Which lines below mention "from"? Pick each one out.

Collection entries
• • •

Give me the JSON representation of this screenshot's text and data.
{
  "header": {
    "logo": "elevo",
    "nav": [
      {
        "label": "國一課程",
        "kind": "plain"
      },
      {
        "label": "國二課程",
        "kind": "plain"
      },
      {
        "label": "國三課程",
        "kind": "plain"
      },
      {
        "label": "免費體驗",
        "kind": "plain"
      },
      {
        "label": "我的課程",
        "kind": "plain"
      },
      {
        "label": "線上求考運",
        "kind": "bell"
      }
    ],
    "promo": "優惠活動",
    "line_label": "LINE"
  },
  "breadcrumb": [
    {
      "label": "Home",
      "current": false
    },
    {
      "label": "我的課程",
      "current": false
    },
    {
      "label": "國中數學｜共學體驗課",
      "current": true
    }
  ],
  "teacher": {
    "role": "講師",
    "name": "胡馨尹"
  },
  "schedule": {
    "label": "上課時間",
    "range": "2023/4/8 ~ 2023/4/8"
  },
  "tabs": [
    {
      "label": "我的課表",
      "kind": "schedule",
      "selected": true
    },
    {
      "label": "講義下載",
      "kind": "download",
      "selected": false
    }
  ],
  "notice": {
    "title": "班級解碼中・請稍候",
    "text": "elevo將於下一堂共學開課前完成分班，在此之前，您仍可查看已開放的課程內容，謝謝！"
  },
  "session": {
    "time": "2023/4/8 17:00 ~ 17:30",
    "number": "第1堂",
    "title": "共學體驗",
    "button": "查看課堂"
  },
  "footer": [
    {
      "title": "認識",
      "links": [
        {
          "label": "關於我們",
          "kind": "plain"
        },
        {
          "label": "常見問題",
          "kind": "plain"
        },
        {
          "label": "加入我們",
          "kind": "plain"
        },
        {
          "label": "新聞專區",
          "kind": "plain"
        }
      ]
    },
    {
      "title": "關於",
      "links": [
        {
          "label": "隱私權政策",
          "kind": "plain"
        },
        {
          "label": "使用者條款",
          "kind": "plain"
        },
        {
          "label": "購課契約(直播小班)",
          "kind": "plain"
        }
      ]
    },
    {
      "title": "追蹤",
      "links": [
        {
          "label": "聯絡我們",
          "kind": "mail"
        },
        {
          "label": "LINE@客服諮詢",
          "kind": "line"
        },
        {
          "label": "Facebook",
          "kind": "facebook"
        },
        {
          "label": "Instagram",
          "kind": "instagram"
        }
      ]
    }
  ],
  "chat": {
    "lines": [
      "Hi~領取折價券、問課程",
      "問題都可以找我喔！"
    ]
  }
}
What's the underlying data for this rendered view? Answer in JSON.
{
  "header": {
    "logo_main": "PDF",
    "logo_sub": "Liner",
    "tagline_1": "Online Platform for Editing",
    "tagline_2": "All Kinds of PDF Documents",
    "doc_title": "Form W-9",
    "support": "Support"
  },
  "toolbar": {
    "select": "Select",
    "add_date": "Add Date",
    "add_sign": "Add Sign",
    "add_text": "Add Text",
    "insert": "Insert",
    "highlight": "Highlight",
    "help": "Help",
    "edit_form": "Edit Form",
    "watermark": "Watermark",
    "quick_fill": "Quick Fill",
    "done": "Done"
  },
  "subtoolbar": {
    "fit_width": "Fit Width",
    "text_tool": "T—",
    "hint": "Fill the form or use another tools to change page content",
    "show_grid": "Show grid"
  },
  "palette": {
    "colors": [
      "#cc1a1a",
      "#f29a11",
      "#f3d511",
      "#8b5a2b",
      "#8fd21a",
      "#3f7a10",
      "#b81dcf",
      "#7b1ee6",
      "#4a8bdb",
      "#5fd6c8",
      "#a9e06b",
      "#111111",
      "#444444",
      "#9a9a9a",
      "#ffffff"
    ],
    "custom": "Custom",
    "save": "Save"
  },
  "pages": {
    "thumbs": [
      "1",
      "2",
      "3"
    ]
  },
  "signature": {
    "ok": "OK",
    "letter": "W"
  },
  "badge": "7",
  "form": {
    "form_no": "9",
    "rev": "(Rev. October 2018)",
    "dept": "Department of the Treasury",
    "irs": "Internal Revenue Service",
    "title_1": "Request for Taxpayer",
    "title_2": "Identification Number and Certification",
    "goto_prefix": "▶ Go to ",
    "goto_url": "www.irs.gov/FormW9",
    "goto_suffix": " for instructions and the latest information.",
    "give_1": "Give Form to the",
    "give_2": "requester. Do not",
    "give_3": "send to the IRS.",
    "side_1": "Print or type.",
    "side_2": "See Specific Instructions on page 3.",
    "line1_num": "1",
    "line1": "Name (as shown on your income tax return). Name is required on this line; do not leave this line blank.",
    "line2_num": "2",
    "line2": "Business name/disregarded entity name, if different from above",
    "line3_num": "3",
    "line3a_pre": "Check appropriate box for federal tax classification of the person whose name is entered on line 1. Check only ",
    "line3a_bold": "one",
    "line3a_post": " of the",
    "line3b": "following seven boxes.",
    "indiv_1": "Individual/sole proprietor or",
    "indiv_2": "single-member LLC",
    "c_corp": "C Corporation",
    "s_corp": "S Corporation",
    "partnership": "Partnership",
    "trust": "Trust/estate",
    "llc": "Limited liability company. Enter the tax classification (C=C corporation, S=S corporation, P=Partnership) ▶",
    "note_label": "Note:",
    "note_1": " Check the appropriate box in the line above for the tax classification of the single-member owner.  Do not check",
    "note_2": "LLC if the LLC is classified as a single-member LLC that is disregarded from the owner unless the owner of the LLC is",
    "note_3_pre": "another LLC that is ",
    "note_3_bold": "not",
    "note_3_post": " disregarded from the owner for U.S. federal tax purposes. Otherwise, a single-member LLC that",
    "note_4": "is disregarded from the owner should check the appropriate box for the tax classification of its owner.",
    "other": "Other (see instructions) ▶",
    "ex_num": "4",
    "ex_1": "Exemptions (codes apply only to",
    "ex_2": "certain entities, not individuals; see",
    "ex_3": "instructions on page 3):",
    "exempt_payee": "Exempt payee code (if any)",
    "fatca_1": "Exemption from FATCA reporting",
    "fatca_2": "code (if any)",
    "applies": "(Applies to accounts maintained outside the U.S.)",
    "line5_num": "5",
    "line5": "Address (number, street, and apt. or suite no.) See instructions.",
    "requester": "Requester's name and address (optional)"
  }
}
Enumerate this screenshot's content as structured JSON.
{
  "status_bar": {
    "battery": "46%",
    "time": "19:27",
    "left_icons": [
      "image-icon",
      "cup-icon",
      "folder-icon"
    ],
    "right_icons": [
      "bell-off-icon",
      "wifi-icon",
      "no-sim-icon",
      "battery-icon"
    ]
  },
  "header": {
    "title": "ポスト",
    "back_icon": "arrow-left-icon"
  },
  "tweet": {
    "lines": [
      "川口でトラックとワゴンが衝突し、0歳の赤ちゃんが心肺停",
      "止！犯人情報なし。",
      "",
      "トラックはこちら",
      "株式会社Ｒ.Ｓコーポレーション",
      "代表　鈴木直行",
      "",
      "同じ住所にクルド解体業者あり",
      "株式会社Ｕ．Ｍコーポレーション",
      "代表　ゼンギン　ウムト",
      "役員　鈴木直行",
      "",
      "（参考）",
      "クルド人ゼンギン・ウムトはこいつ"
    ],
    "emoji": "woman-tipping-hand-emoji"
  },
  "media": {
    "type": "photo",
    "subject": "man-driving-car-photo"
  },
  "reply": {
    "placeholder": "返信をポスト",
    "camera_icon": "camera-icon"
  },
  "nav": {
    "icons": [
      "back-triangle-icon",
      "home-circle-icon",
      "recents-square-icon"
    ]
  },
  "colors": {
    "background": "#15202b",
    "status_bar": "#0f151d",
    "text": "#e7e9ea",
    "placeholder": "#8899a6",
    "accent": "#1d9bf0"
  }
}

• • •

**Answer to the exercise**
    "line2": "Business name/disregarded entity name, if different from above",
    "note_2": "LLC if the LLC is classified as a single-member LLC that is disregarded from the owner unless the owner of the LLC is",
    "note_3_post": " disregarded from the owner for U.S. federal tax purposes. Otherwise, a single-member LLC that",
    "note_4": "is disregarded from the owner should check the appropriate box for the tax classification of its owner.",
    "fatca_1": "Exemption from FATCA reporting",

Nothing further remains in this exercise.